A team of scientists, including those from The University of Western Australia, have designed a computer program which can classify tens of thousands of galaxies in just a few seconds, a task that usually takes months to accomplish.
In the research published today in Royal Astronomical Society, the scientists used machine learning to speed up a process that is often done manually by astronomers and citizen scientists around the world.
"Classifying the shapes of galaxies is an important step in understanding their formation and evolution, and can even shed light on the nature of the Universe itself."PhD candidate Mitchell Cavanagh
Lead author Mitchell Cavanagh, a PhD candidate at the UWA node of the International Centre for Radio Astronomy Research (ICRAR), said galaxies came in different shapes and sizes.
“Classifying the shapes of galaxies is an important step in understanding their formation and evolution, and can even shed light on the nature of the Universe itself,” he said.
“With larger surveys of the sky happening all the time, astronomers are collecting too many galaxies to look at and classify on their own.
“We’re talking several million galaxies over the next few years. Sometimes citizen scientists are recruited to help classify galaxy shapes in projects like Galaxy Zoo, but this still takes time.”
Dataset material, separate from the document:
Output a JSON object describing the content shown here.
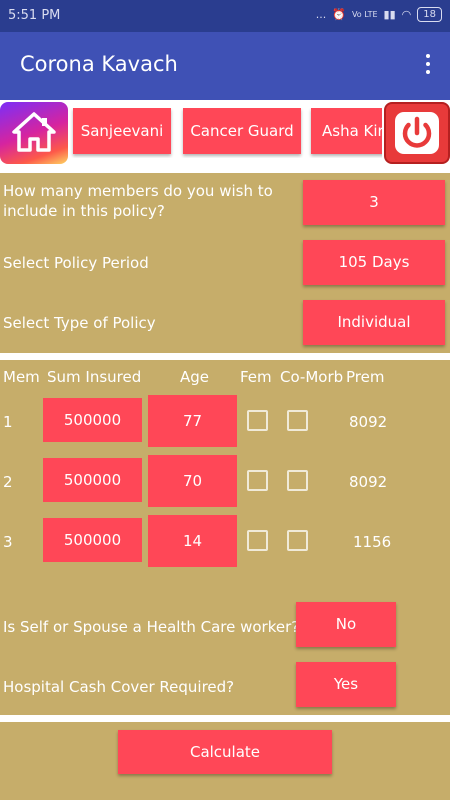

This is where convolutional neural networks, or CNNs, come in. In today’s high-tech world, these kinds of computer programs are everywhere, used in everything from medical imaging, stock markets and data analytics, to how Netflix generates recommendations based on your viewing history.
In recent years, CNNs have begun to see wider adoption in astronomy.
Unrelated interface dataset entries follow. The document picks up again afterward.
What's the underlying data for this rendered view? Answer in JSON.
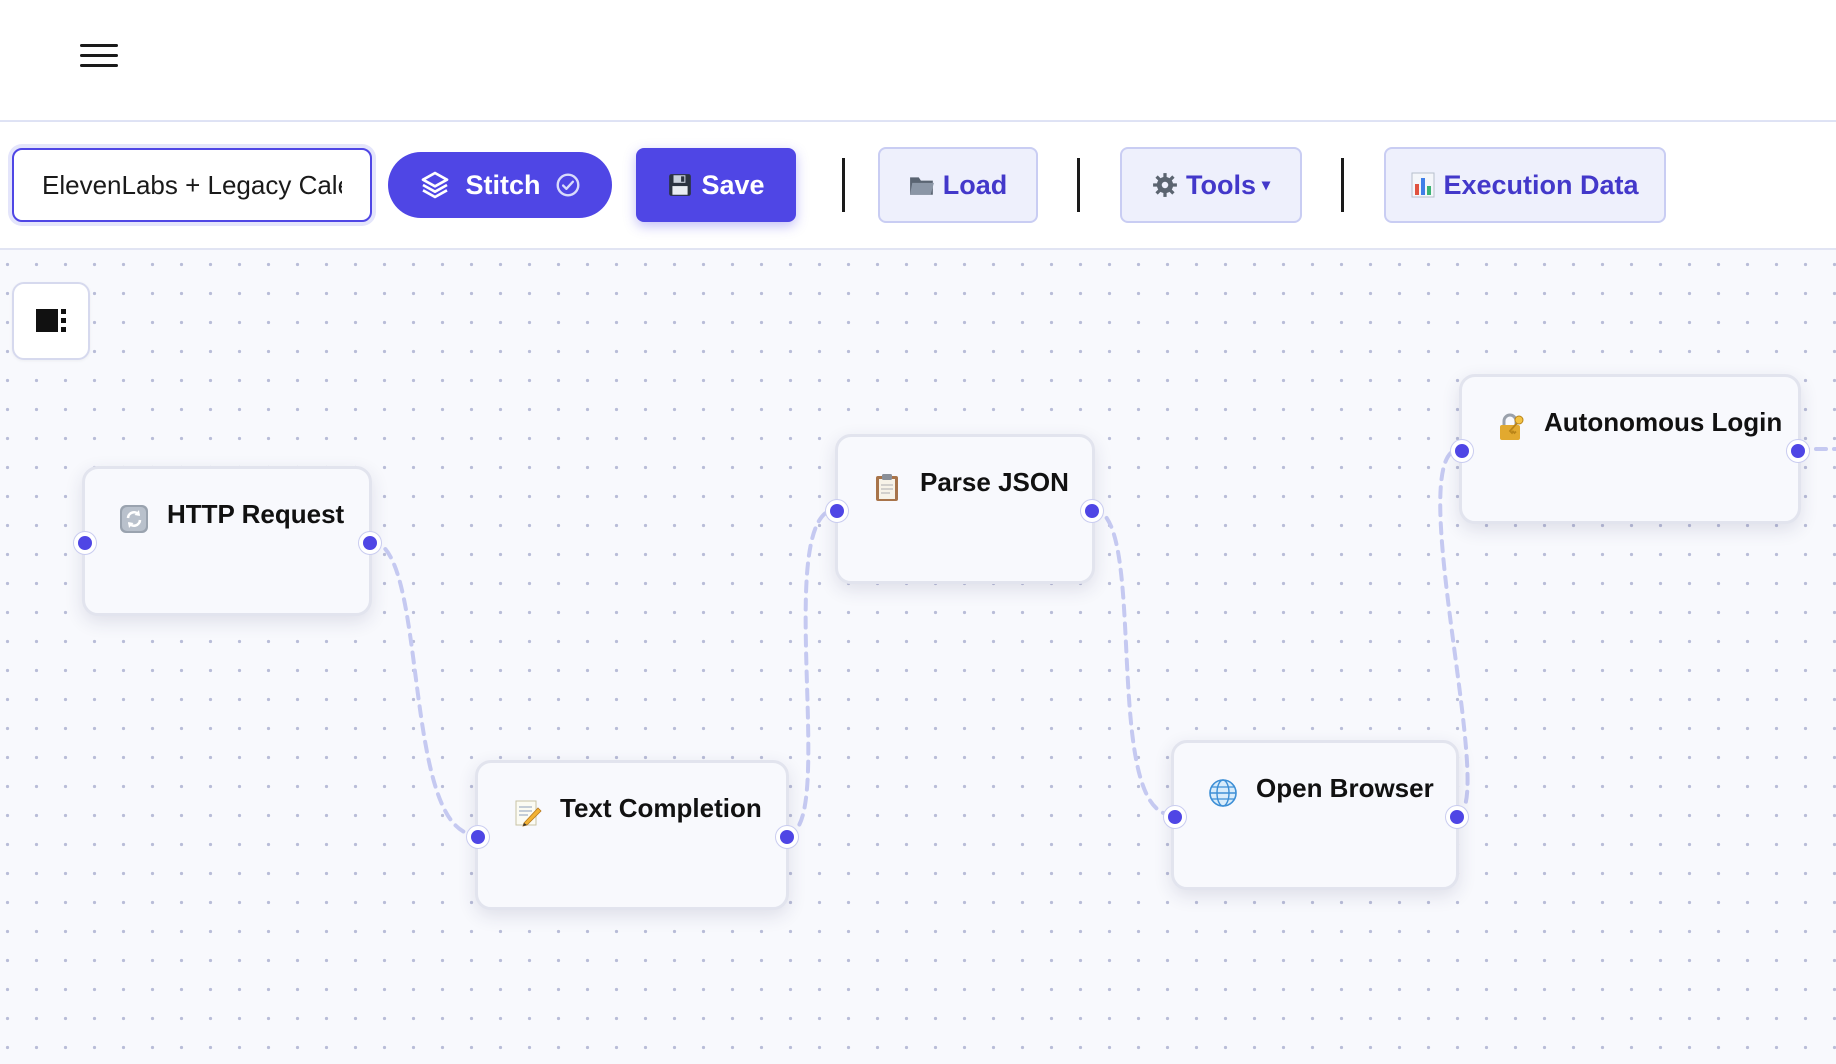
{
  "header": {
    "menu_icon": "hamburger-icon"
  },
  "toolbar": {
    "workflow_name": "ElevenLabs + Legacy Calendar",
    "stitch_label": "Stitch",
    "stitch_icon": "layers-icon",
    "stitch_status_icon": "check-circle-icon",
    "save_label": "Save",
    "save_icon": "floppy-disk-icon",
    "load_label": "Load",
    "load_icon": "folder-icon",
    "tools_label": "Tools",
    "tools_caret": "▾",
    "tools_icon": "gear-icon",
    "execution_label": "Execution Data",
    "execution_icon": "bar-chart-icon"
  },
  "canvas": {
    "panel_toggle_icon": "panel-toggle-icon",
    "nodes": [
      {
        "id": "http",
        "title": "HTTP Request",
        "icon": "refresh-icon"
      },
      {
        "id": "text",
        "title": "Text Completion",
        "icon": "memo-icon"
      },
      {
        "id": "json",
        "title": "Parse JSON",
        "icon": "clipboard-icon"
      },
      {
        "id": "browser",
        "title": "Open Browser",
        "icon": "globe-icon"
      },
      {
        "id": "login",
        "title": "Autonomous Login",
        "icon": "lock-key-icon"
      }
    ]
  },
  "colors": {
    "accent": "#4f46e5",
    "accent_light": "#eef0fc",
    "edge": "#c5c9f1",
    "canvas_bg": "#f8f9fd"
  }
}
Mr Cavanagh said machine learning was becoming more widespread in astronomy.
“The massive advantage of neural networks is speed. Survey images that would otherwise have taken months to be classified by humans can instead be classified in mere minutes,” he said.
“Using a standard graphics card, we can classify 14,000 galaxies in less than 3 seconds.
“These neural networks are not necessarily going to be better than people because they’re trained by people, but they’re getting close with more than 80 per cent accuracy, and up to 97 per cent when classifying between ellipticals and spirals.
“If you place a group of astronomers into a room and ask them to classify a bunch of images, there will almost certainly be disagreements. This inherent uncertainty is the limiting factor in any AI model trained on labelled data.”
One great advantage of this new AI is that the researchers will be able to classify more than 100,000,000 galaxies at different distances (or redshifts) from Earth and in different environments (groups, clusters etc). This will help them understand how galaxies are being transformed over time, and why it might happen in particular environments.
The CNNs that Mr Cavanagh has developed are not just for astronomy, but can be repurposed for use in many other fields, as long as they have a large enough dataset to train with.
“CNNs will play an increasingly important role in the future of data processing, especially as fields like astronomy grapple with the challenges of big data,” he said.